-- DATA PROVIDED --
···

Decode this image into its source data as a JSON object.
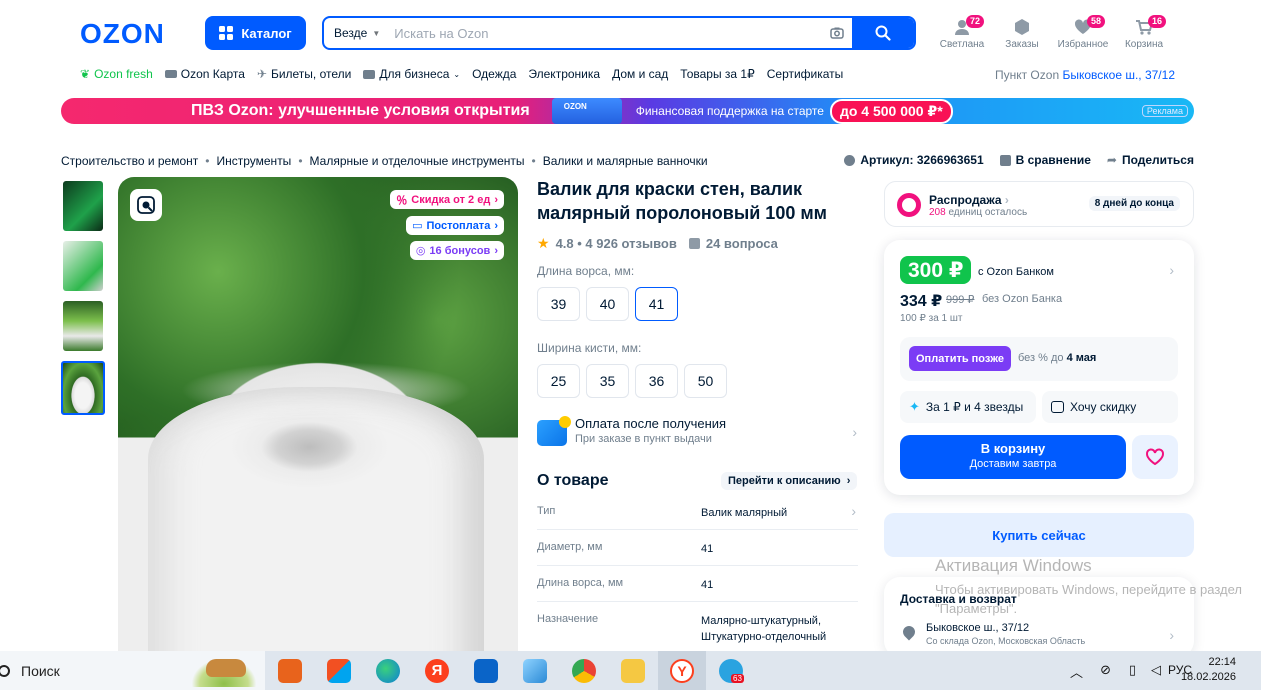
{
  "header": {
    "logo": "OZON",
    "catalog_label": "Каталог",
    "search_scope": "Везде",
    "search_placeholder": "Искать на Ozon",
    "items": [
      {
        "label": "Светлана",
        "badge": "72",
        "icon": "user-icon"
      },
      {
        "label": "Заказы",
        "badge": "",
        "icon": "box-icon"
      },
      {
        "label": "Избранное",
        "badge": "58",
        "icon": "heart-icon"
      },
      {
        "label": "Корзина",
        "badge": "16",
        "icon": "cart-icon"
      }
    ]
  },
  "nav": {
    "items": [
      "Ozon fresh",
      "Ozon Карта",
      "Билеты, отели",
      "Для бизнеса",
      "Одежда",
      "Электроника",
      "Дом и сад",
      "Товары за 1₽",
      "Сертификаты"
    ],
    "pickup_label": "Пункт Ozon",
    "pickup_value": "Быковское ш., 37/12"
  },
  "banner": {
    "title": "ПВЗ Ozon: улучшенные условия открытия",
    "subtitle": "Финансовая поддержка на старте",
    "amount": "до 4 500 000 ₽*",
    "ad": "Реклама"
  },
  "breadcrumbs": [
    "Строительство и ремонт",
    "Инструменты",
    "Малярные и отделочные инструменты",
    "Валики и малярные ванночки"
  ],
  "meta": {
    "article": "Артикул: 3266963651",
    "compare": "В сравнение",
    "share": "Поделиться"
  },
  "image_tags": {
    "discount": "Скидка от 2 ед",
    "postpay": "Постоплата",
    "bonus": "16 бонусов"
  },
  "product": {
    "title": "Валик для краски стен, валик малярный поролоновый 100 мм",
    "rating": "4.8 • 4 926 отзывов",
    "questions": "24 вопроса",
    "pile_label": "Длина ворса, мм:",
    "pile_options": [
      "39",
      "40",
      "41"
    ],
    "pile_selected": "41",
    "width_label": "Ширина кисти, мм:",
    "width_options": [
      "25",
      "35",
      "36",
      "50"
    ],
    "pay_after_title": "Оплата после получения",
    "pay_after_sub": "При заказе в пункт выдачи",
    "about_title": "О товаре",
    "about_link": "Перейти к описанию",
    "specs": [
      {
        "k": "Тип",
        "v": "Валик малярный"
      },
      {
        "k": "Диаметр, мм",
        "v": "41"
      },
      {
        "k": "Длина ворса, мм",
        "v": "41"
      },
      {
        "k": "Назначение",
        "v": "Малярно-штукатурный, Штукатурно-отделочный"
      }
    ]
  },
  "sale": {
    "title": "Распродажа",
    "count": "208",
    "count_suffix": "единиц осталось",
    "days": "8 дней до конца"
  },
  "price": {
    "main": "300 ₽",
    "main_label": "с Ozon Банком",
    "secondary": "334 ₽",
    "old": "999 ₽",
    "secondary_label": "без Ozon Банка",
    "unit": "100 ₽ за 1 шт",
    "pay_later_btn": "Оплатить позже",
    "pay_later_txt_a": "без % до ",
    "pay_later_txt_b": "4 мая",
    "for_one": "За 1 ₽ и 4 звезды",
    "want_discount": "Хочу скидку",
    "cart_a": "В корзину",
    "cart_b": "Доставим завтра"
  },
  "buy_now": "Купить сейчас",
  "delivery": {
    "title": "Доставка и возврат",
    "address": "Быковское ш., 37/12",
    "sub": "Со склада Ozon, Московская Область"
  },
  "watermark": {
    "line1": "Активация Windows",
    "line2": "Чтобы активировать Windows, перейдите в раздел \"Параметры\"."
  },
  "taskbar": {
    "search": "Поиск",
    "lang": "РУС",
    "time": "22:14",
    "date": "18.02.2026",
    "telegram_badge": "63"
  }
}
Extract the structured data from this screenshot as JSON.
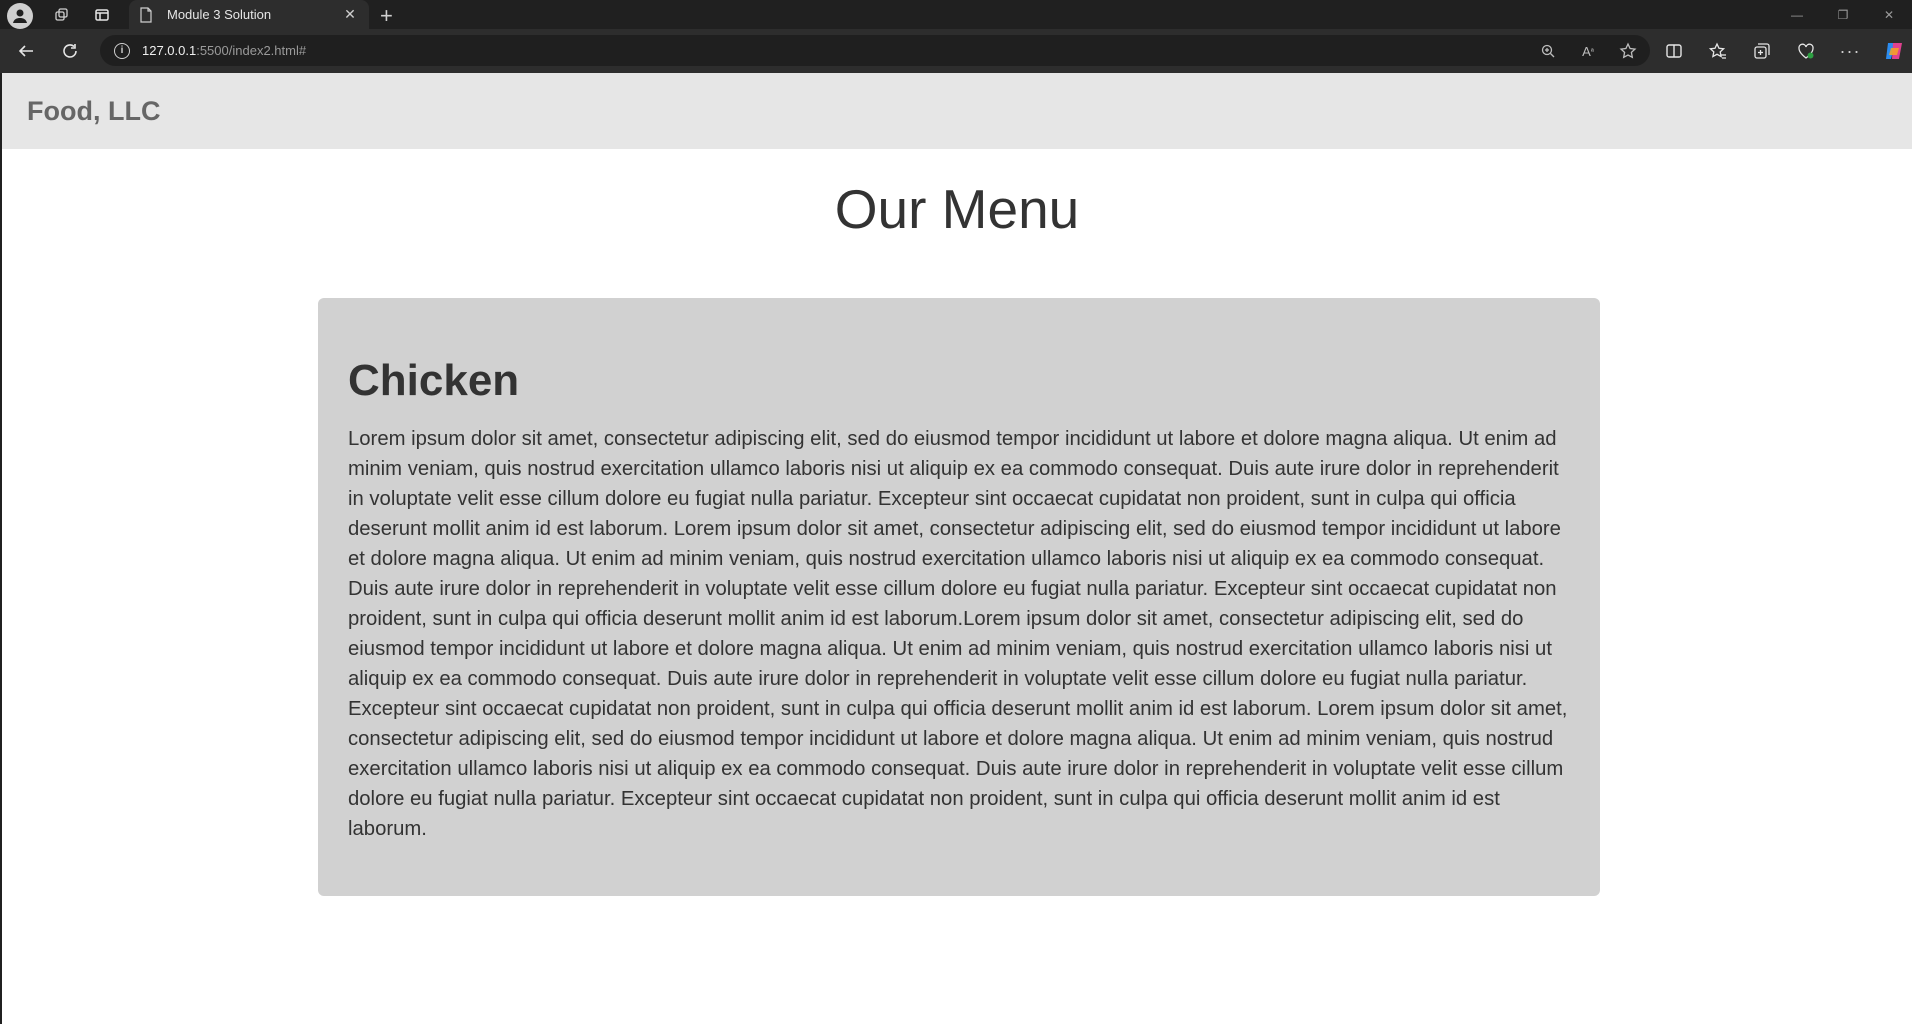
{
  "browser": {
    "tab_title": "Module 3 Solution",
    "url_host": "127.0.0.1",
    "url_rest": ":5500/index2.html#"
  },
  "page": {
    "brand": "Food, LLC",
    "title": "Our Menu",
    "section": {
      "heading": "Chicken",
      "body": "Lorem ipsum dolor sit amet, consectetur adipiscing elit, sed do eiusmod tempor incididunt ut labore et dolore magna aliqua. Ut enim ad minim veniam, quis nostrud exercitation ullamco laboris nisi ut aliquip ex ea commodo consequat. Duis aute irure dolor in reprehenderit in voluptate velit esse cillum dolore eu fugiat nulla pariatur. Excepteur sint occaecat cupidatat non proident, sunt in culpa qui officia deserunt mollit anim id est laborum. Lorem ipsum dolor sit amet, consectetur adipiscing elit, sed do eiusmod tempor incididunt ut labore et dolore magna aliqua. Ut enim ad minim veniam, quis nostrud exercitation ullamco laboris nisi ut aliquip ex ea commodo consequat. Duis aute irure dolor in reprehenderit in voluptate velit esse cillum dolore eu fugiat nulla pariatur. Excepteur sint occaecat cupidatat non proident, sunt in culpa qui officia deserunt mollit anim id est laborum.Lorem ipsum dolor sit amet, consectetur adipiscing elit, sed do eiusmod tempor incididunt ut labore et dolore magna aliqua. Ut enim ad minim veniam, quis nostrud exercitation ullamco laboris nisi ut aliquip ex ea commodo consequat. Duis aute irure dolor in reprehenderit in voluptate velit esse cillum dolore eu fugiat nulla pariatur. Excepteur sint occaecat cupidatat non proident, sunt in culpa qui officia deserunt mollit anim id est laborum. Lorem ipsum dolor sit amet, consectetur adipiscing elit, sed do eiusmod tempor incididunt ut labore et dolore magna aliqua. Ut enim ad minim veniam, quis nostrud exercitation ullamco laboris nisi ut aliquip ex ea commodo consequat. Duis aute irure dolor in reprehenderit in voluptate velit esse cillum dolore eu fugiat nulla pariatur. Excepteur sint occaecat cupidatat non proident, sunt in culpa qui officia deserunt mollit anim id est laborum."
    }
  },
  "icons": [
    "profile-icon",
    "workspaces-icon",
    "tab-actions-icon",
    "page-icon",
    "close-icon",
    "new-tab-icon",
    "minimize-icon",
    "restore-icon",
    "window-close-icon",
    "back-icon",
    "reload-icon",
    "site-info-icon",
    "zoom-icon",
    "read-aloud-icon",
    "favorite-star-icon",
    "split-screen-icon",
    "favorites-icon",
    "collections-icon",
    "browser-essentials-icon",
    "more-icon",
    "copilot-icon"
  ]
}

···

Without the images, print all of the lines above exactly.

-- RESULT BELOW --
Decode this image into its source data as a JSON object.
{
  "header": {
    "logo": "OZON",
    "catalog_label": "Каталог",
    "search_scope": "Везде",
    "search_placeholder": "Искать на Ozon",
    "items": [
      {
        "label": "Светлана",
        "badge": "72",
        "icon": "user-icon"
      },
      {
        "label": "Заказы",
        "badge": "",
        "icon": "box-icon"
      },
      {
        "label": "Избранное",
        "badge": "58",
        "icon": "heart-icon"
      },
      {
        "label": "Корзина",
        "badge": "16",
        "icon": "cart-icon"
      }
    ]
  },
  "nav": {
    "items": [
      "Ozon fresh",
      "Ozon Карта",
      "Билеты, отели",
      "Для бизнеса",
      "Одежда",
      "Электроника",
      "Дом и сад",
      "Товары за 1₽",
      "Сертификаты"
    ],
    "pickup_label": "Пункт Ozon",
    "pickup_value": "Быковское ш., 37/12"
  },
  "banner": {
    "title": "ПВЗ Ozon: улучшенные условия открытия",
    "subtitle": "Финансовая поддержка на старте",
    "amount": "до 4 500 000 ₽*",
    "ad": "Реклама"
  },
  "breadcrumbs": [
    "Строительство и ремонт",
    "Инструменты",
    "Малярные и отделочные инструменты",
    "Валики и малярные ванночки"
  ],
  "meta": {
    "article": "Артикул: 3266963651",
    "compare": "В сравнение",
    "share": "Поделиться"
  },
  "image_tags": {
    "discount": "Скидка от 2 ед",
    "postpay": "Постоплата",
    "bonus": "16 бонусов"
  },
  "product": {
    "title": "Валик для краски стен, валик малярный поролоновый 100 мм",
    "rating": "4.8 • 4 926 отзывов",
    "questions": "24 вопроса",
    "pile_label": "Длина ворса, мм:",
    "pile_options": [
      "39",
      "40",
      "41"
    ],
    "pile_selected": "41",
    "width_label": "Ширина кисти, мм:",
    "width_options": [
      "25",
      "35",
      "36",
      "50"
    ],
    "pay_after_title": "Оплата после получения",
    "pay_after_sub": "При заказе в пункт выдачи",
    "about_title": "О товаре",
    "about_link": "Перейти к описанию",
    "specs": [
      {
        "k": "Тип",
        "v": "Валик малярный"
      },
      {
        "k": "Диаметр, мм",
        "v": "41"
      },
      {
        "k": "Длина ворса, мм",
        "v": "41"
      },
      {
        "k": "Назначение",
        "v": "Малярно-штукатурный, Штукатурно-отделочный"
      }
    ]
  },
  "sale": {
    "title": "Распродажа",
    "count": "208",
    "count_suffix": "единиц осталось",
    "days": "8 дней до конца"
  },
  "price": {
    "main": "300 ₽",
    "main_label": "с Ozon Банком",
    "secondary": "334 ₽",
    "old": "999 ₽",
    "secondary_label": "без Ozon Банка",
    "unit": "100 ₽ за 1 шт",
    "pay_later_btn": "Оплатить позже",
    "pay_later_txt_a": "без % до ",
    "pay_later_txt_b": "4 мая",
    "for_one": "За 1 ₽ и 4 звезды",
    "want_discount": "Хочу скидку",
    "cart_a": "В корзину",
    "cart_b": "Доставим завтра"
  },
  "buy_now": "Купить сейчас",
  "delivery": {
    "title": "Доставка и возврат",
    "address": "Быковское ш., 37/12",
    "sub": "Со склада Ozon, Московская Область"
  },
  "watermark": {
    "line1": "Активация Windows",
    "line2": "Чтобы активировать Windows, перейдите в раздел \"Параметры\"."
  },
  "taskbar": {
    "search": "Поиск",
    "lang": "РУС",
    "time": "22:14",
    "date": "18.02.2026",
    "telegram_badge": "63"
  }
}
Extract the structured data from this screenshot as JSON.
{
  "browser": {
    "tab_title": "Module 3 Solution",
    "url_host": "127.0.0.1",
    "url_rest": ":5500/index2.html#"
  },
  "page": {
    "brand": "Food, LLC",
    "title": "Our Menu",
    "section": {
      "heading": "Chicken",
      "body": "Lorem ipsum dolor sit amet, consectetur adipiscing elit, sed do eiusmod tempor incididunt ut labore et dolore magna aliqua. Ut enim ad minim veniam, quis nostrud exercitation ullamco laboris nisi ut aliquip ex ea commodo consequat. Duis aute irure dolor in reprehenderit in voluptate velit esse cillum dolore eu fugiat nulla pariatur. Excepteur sint occaecat cupidatat non proident, sunt in culpa qui officia deserunt mollit anim id est laborum. Lorem ipsum dolor sit amet, consectetur adipiscing elit, sed do eiusmod tempor incididunt ut labore et dolore magna aliqua. Ut enim ad minim veniam, quis nostrud exercitation ullamco laboris nisi ut aliquip ex ea commodo consequat. Duis aute irure dolor in reprehenderit in voluptate velit esse cillum dolore eu fugiat nulla pariatur. Excepteur sint occaecat cupidatat non proident, sunt in culpa qui officia deserunt mollit anim id est laborum.Lorem ipsum dolor sit amet, consectetur adipiscing elit, sed do eiusmod tempor incididunt ut labore et dolore magna aliqua. Ut enim ad minim veniam, quis nostrud exercitation ullamco laboris nisi ut aliquip ex ea commodo consequat. Duis aute irure dolor in reprehenderit in voluptate velit esse cillum dolore eu fugiat nulla pariatur. Excepteur sint occaecat cupidatat non proident, sunt in culpa qui officia deserunt mollit anim id est laborum. Lorem ipsum dolor sit amet, consectetur adipiscing elit, sed do eiusmod tempor incididunt ut labore et dolore magna aliqua. Ut enim ad minim veniam, quis nostrud exercitation ullamco laboris nisi ut aliquip ex ea commodo consequat. Duis aute irure dolor in reprehenderit in voluptate velit esse cillum dolore eu fugiat nulla pariatur. Excepteur sint occaecat cupidatat non proident, sunt in culpa qui officia deserunt mollit anim id est laborum."
    }
  },
  "icons": [
    "profile-icon",
    "workspaces-icon",
    "tab-actions-icon",
    "page-icon",
    "close-icon",
    "new-tab-icon",
    "minimize-icon",
    "restore-icon",
    "window-close-icon",
    "back-icon",
    "reload-icon",
    "site-info-icon",
    "zoom-icon",
    "read-aloud-icon",
    "favorite-star-icon",
    "split-screen-icon",
    "favorites-icon",
    "collections-icon",
    "browser-essentials-icon",
    "more-icon",
    "copilot-icon"
  ]
}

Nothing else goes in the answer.